Problem details
Go through the entries below, tally each line that has the word "password", and give only the total.

[Source data — start]

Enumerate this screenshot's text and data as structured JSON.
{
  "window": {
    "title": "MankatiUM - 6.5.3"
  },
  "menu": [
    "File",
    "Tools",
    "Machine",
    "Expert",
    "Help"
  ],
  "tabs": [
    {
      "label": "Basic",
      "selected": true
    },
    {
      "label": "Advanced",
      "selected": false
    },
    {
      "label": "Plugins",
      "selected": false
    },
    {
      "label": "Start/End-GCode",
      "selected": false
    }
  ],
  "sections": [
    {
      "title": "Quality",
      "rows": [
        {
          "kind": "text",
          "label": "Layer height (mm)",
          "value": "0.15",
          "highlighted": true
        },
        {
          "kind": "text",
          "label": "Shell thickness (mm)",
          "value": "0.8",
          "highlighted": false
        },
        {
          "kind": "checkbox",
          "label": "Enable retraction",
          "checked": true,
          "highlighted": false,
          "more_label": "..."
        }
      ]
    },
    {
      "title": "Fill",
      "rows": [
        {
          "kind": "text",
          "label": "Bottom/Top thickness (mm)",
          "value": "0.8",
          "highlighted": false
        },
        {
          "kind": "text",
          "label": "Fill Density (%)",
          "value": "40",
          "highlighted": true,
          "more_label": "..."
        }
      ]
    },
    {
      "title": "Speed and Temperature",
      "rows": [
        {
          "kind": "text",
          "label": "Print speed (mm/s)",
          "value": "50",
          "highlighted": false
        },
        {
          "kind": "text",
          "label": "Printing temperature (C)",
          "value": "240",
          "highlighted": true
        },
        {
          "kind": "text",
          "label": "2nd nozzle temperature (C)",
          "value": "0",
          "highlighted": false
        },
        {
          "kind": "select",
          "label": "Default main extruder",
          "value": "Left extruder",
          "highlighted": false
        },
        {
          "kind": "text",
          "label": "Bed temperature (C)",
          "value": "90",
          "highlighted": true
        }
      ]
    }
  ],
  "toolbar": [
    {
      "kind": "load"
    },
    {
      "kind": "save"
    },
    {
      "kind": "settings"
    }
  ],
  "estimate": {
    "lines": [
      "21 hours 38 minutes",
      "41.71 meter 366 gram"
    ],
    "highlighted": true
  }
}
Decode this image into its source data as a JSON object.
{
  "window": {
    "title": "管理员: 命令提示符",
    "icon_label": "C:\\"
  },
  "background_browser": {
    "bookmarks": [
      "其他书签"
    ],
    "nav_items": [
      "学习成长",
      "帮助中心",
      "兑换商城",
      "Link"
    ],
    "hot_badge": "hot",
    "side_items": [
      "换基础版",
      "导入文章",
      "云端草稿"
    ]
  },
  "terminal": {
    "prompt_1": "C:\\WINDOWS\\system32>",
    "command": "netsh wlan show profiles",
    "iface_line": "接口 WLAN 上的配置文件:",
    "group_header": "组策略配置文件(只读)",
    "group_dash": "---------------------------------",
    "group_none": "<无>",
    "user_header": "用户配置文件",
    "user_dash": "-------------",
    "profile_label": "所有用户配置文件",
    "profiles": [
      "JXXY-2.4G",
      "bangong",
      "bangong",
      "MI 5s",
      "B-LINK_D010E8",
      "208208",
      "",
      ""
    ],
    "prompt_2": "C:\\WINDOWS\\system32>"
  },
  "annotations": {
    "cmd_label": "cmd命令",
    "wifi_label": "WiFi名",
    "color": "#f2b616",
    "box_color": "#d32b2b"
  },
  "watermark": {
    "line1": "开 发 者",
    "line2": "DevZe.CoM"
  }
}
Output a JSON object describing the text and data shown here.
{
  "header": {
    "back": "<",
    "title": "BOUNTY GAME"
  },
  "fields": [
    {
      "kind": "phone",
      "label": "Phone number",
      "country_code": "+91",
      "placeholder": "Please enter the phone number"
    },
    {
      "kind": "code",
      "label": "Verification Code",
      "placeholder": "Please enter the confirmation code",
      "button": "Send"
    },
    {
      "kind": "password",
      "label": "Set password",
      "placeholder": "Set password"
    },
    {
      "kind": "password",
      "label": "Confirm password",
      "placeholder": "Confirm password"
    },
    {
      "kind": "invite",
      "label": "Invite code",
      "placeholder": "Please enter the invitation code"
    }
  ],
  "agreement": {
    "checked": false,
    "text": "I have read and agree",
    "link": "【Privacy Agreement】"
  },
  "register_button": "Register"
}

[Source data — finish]

Your solution
6